  108. Spanier, J. (1995). Quasi-Monte Carlo methods for particle transport problems. In Monte Carlo and Quasi-Monte Carlo Methods in Scientific Computing, ed. H. Niederreiter and P. J.-S. Shiue, Volume 106 of Lecture Notes in Statistics, 121–148. New York: Springer-Verlag.zbMATHCrossRefGoogle Scholar
  109. Spanier, J., and E. H. Maize. (1994). Quasi-random methods for estimating integrals using relatively small samples. SIAM Review 36:18–44.MathSciNetzbMATHCrossRefGoogle Scholar
  110. Tan, K. S., and P. P. Boyle. (2000). Applications of randomized low discrepancy sequences to the valuation of complex securities.
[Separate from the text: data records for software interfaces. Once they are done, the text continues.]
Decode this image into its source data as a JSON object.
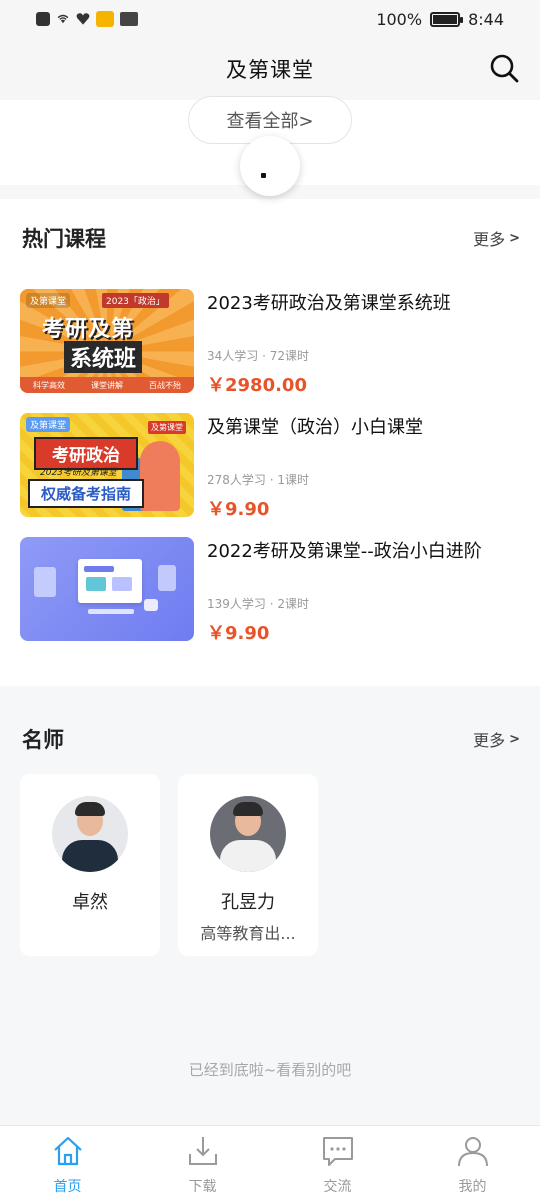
{
  "status_bar": {
    "battery_text": "100%",
    "battery_level": 1.0,
    "time": "8:44",
    "icons": [
      "alert-icon",
      "wifi-icon",
      "heart-rate-icon",
      "weibo-icon",
      "hms-icon"
    ]
  },
  "header": {
    "title": "及第课堂",
    "search_icon": "search-icon"
  },
  "top": {
    "view_all_label": "查看全部>"
  },
  "hot_courses": {
    "title": "热门课程",
    "more_label": "更多",
    "more_chevron": ">",
    "items": [
      {
        "title": "2023考研政治及第课堂系统班",
        "meta": "34人学习 · 72课时",
        "price": "￥2980.00",
        "thumb": {
          "tag": "及第课堂",
          "badge": "2023「政治」",
          "line1": "考研及第",
          "line2": "系统班",
          "foot": [
            "科学高效",
            "课堂讲解",
            "百战不殆"
          ]
        }
      },
      {
        "title": "及第课堂（政治）小白课堂",
        "meta": "278人学习 · 1课时",
        "price": "￥9.90",
        "thumb": {
          "tag": "及第课堂",
          "corner": "及第课堂",
          "line1": "考研政治",
          "line2": "2023考研及第课堂",
          "line3": "权威备考指南"
        }
      },
      {
        "title": "2022考研及第课堂--政治小白进阶",
        "meta": "139人学习 · 2课时",
        "price": "￥9.90"
      }
    ]
  },
  "teachers": {
    "title": "名师",
    "more_label": "更多",
    "more_chevron": ">",
    "items": [
      {
        "name": "卓然",
        "desc": ""
      },
      {
        "name": "孔昱力",
        "desc": "高等教育出版社"
      }
    ]
  },
  "footer": {
    "end_text": "已经到底啦~看看别的吧"
  },
  "tab_bar": {
    "tabs": [
      {
        "label": "首页",
        "icon": "home-icon",
        "active": true
      },
      {
        "label": "下载",
        "icon": "download-icon",
        "active": false
      },
      {
        "label": "交流",
        "icon": "chat-icon",
        "active": false
      },
      {
        "label": "我的",
        "icon": "profile-icon",
        "active": false
      }
    ]
  },
  "colors": {
    "accent": "#2a9ff3",
    "price": "#e8542a",
    "header_bg": "#f6f6f6"
  }
}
Journal of Economic Dynamics and Control 24:1747–1782.MathSciNetzbMATHCrossRefGoogle Scholar
  111. Tausworthe, R. C. (1965). Random numbers generated by linear recurrence modulo two. Mathematics of Computation 19:201–209.MathSciNetzbMATHCrossRefGoogle Scholar
  112. Tezuka, S. (1987). Walsh-spectral test for GFSR pseudorandom numbers. Communications of the ACM 30(8): 731–735.MathSciNetzbMATHCrossRefGoogle Scholar
  113. Tezuka, S. (1995). Uniform random numbers: Theory and practice. Norwell, Mass.: Kluwer Academic Publishers.zbMATHCrossRefGoogle Scholar
  114. Tezuka, S., and P. L’Ecuyer. (1991). Efficient and portable combined Tausworthe random number generators. ACM Transactions on Modeling and Computer Simulation 1(2): 99–112.zbMATHCrossRefGoogle Scholar
  115. Tezuka, S., and T. Tokuyama. (1994). A note on polynomial arithmetic analogue of Halton sequences. ACM Transactions on Modeling and Computer Simulation 4:279–284.zbMATHCrossRefGoogle Scholar
  116. Tootill, J. P. R., W. D. Robinson, and D. J. Eagle. (1973). An asymptotically random Tausworthe sequence. Journal of the ACM 20:469–481.zbMATHCrossRefGoogle Scholar
  117. Tuffin, B. (1996). On the use of low-discrepancy sequences in Monte Carlo methods. Technical Report No. 1060, I.R.I.S.A., Rennes, France.zbMATHGoogle Scholar
  118. Tuffin, B. (1998). Variance reduction order using good lattice points in Monte Carlo methods. Computing 61:371–378.MathSciNetzbMATHCrossRefGoogle Scholar
  119. Wang, D., and A. Compagner. (1993). On the use of reducible polynomials as random number generators. Mathematics of Computation 60:363–374.MathSciNetzbMATHCrossRefGoogle Scholar
  120. Wang, X., and F. J. Hickernell. (2000). Randomized Halton sequences. Math. Comput. Modelling 32:887–899.MathSciNetzbMATHCrossRefGoogle Scholar
  121. Yakowitz, S., J. E. Krimmel, and F. Szidarovszky. (1978). Weighted Monte Carlo integration. SIAM Journal on Numerical Analysis 15:1289–1300.MathSciNetzbMATHCrossRefGoogle Scholar
  122. Yakowitz, S., P. L’Ecuyer, and F. Vázquez-Abad. (2000). Global stochastic optimization with low-discrepancy point sets. Operations Research 48(6): 939–950.MathSciNetzbMATHCrossRefGoogle Scholar

Copyright information

© Springer Science + Business Media, Inc. 2002

Authors and Affiliations

  • Pierre L’Ecuyer
    • 1
  • Christiane Lemieux
    • 2
  1. 1.Département d’Informatique et de Recherche OpérationnelleUniversité de MontréalMontréalCanada
  2. 2.Department of Mathematics and StatisticsUniversity of CalgaryCalgaryCanada

Personalised recommendations